I feel like I’ve blogged on this topic before, but I can’t find the post, so perhaps it was just a dream.
I do dream about blogging more than could be considered healthy.
Anyway, the topic of conversation is a problem of particular people mistaking me for someone who I am not, all based on my email address.
Apparently, in the good old world of Google, I managed to get in early with gmail, and so I am blessed to have an email address that is just my name and nothing more. Unfortunately I am not the only person in the world with my name, and so often find myself receiving emails for someone who isn’t me. There are three particular ladies who share my name who are ‘repeat offenders’, for want of a better word. Allow me to introduce you to them, or, at least, to introduce you to the picture I’ve painted in my head based on the on the information in the emails they/me have been sent:
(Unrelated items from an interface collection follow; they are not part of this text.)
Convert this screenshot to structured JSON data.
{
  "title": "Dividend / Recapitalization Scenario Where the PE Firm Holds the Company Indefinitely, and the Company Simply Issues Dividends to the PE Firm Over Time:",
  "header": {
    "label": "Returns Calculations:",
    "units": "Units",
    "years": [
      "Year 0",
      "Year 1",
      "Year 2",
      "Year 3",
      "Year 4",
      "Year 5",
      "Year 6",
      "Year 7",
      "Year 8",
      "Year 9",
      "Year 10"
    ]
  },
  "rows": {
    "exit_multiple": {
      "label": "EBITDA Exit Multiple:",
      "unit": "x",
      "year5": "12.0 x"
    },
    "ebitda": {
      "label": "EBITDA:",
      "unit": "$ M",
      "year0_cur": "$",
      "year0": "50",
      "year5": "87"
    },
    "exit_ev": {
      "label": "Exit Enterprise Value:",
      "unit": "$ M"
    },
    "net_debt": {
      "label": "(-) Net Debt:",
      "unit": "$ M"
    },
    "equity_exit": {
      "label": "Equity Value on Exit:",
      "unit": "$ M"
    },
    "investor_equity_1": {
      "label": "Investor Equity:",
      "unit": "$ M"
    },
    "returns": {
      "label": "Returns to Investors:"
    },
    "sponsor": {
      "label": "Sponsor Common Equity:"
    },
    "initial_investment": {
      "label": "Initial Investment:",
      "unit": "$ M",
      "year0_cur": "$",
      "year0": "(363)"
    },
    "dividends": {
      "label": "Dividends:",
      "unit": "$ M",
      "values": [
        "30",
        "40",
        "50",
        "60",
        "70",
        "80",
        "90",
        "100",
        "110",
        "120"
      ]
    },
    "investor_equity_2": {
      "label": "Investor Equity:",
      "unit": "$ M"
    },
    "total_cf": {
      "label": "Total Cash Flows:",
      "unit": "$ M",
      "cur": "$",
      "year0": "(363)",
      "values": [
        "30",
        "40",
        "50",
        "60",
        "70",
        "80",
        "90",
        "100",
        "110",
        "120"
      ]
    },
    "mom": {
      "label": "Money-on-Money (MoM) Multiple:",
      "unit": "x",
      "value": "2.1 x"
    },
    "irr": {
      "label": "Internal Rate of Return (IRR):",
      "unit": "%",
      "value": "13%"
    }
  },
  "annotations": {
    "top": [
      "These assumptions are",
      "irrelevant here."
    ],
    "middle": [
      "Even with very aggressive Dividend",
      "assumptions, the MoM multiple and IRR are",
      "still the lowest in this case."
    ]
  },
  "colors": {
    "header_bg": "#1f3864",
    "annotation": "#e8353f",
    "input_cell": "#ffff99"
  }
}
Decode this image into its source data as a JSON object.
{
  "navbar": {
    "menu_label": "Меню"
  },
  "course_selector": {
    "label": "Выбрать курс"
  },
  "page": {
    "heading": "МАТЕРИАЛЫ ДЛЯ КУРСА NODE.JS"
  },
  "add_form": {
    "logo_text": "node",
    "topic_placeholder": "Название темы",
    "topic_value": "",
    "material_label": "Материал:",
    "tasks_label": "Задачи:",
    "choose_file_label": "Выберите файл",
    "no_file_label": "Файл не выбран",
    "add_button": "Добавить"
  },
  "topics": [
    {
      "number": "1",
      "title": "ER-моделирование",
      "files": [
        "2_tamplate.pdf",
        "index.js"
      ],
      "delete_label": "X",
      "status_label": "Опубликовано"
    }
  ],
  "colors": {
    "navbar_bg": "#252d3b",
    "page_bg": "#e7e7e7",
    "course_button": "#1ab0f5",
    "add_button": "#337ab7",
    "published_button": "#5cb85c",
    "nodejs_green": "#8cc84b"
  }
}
1. The Middle-aged American
I hear less from this one these days – maybe she’s changed her name? But for a while I was getting many an invitation to a book group instead of her. I think she works at a college or university, but I’m not sure in what capacity. She also travels quite a bit, as she often forwarded flight details to my email address. She also signed me up to a weight-loss website.
2. The College-aged American
This girl is the one I’ve actually seen, since her dad once emailed me some family photos of them all at a college football game. I also know that she has an Aunty Patty, who is currently knitting her some slipper-boots – she emailed me some pictures to find out where I would like the button sewn. So that’s nice.
3. The Yummy-Mummy from London
This lady is the one who I get the most mail from, I think she may actually think my email address is hers, because the amount of things she has signed me up for, and the number of friends of hers who think I’m her is ridiculous. I sort of wonder whether she actually receives any emails at all.
Here’s what I know: she is married, with at least two kids, a daughter who is thirteen (and who is about to be invited to a girly movie party of one of her friends), and a primary-school-aged son, who occasionally gets invited to play-dates. She, or her husband, may work for a famous mental-health charity, and one of her colleagues recently invited them both to a dinner party, and took quite a lot of convincing on my part to be assured that she’d emailed the wrong person. She’s signed me up to a number of different mailing lists, including a local (to her, not me) tennis club, and a children’s book shop, who keep emailing me to tell me that my orders have arrived (and don’t ever respond when I correct them), and she used a party planner for the birthday party of at least one of her children – I know, I got the quote.
Bizarre. But at least it provides occasional intrigue to my everyday inbox viewing.
In summary: not them.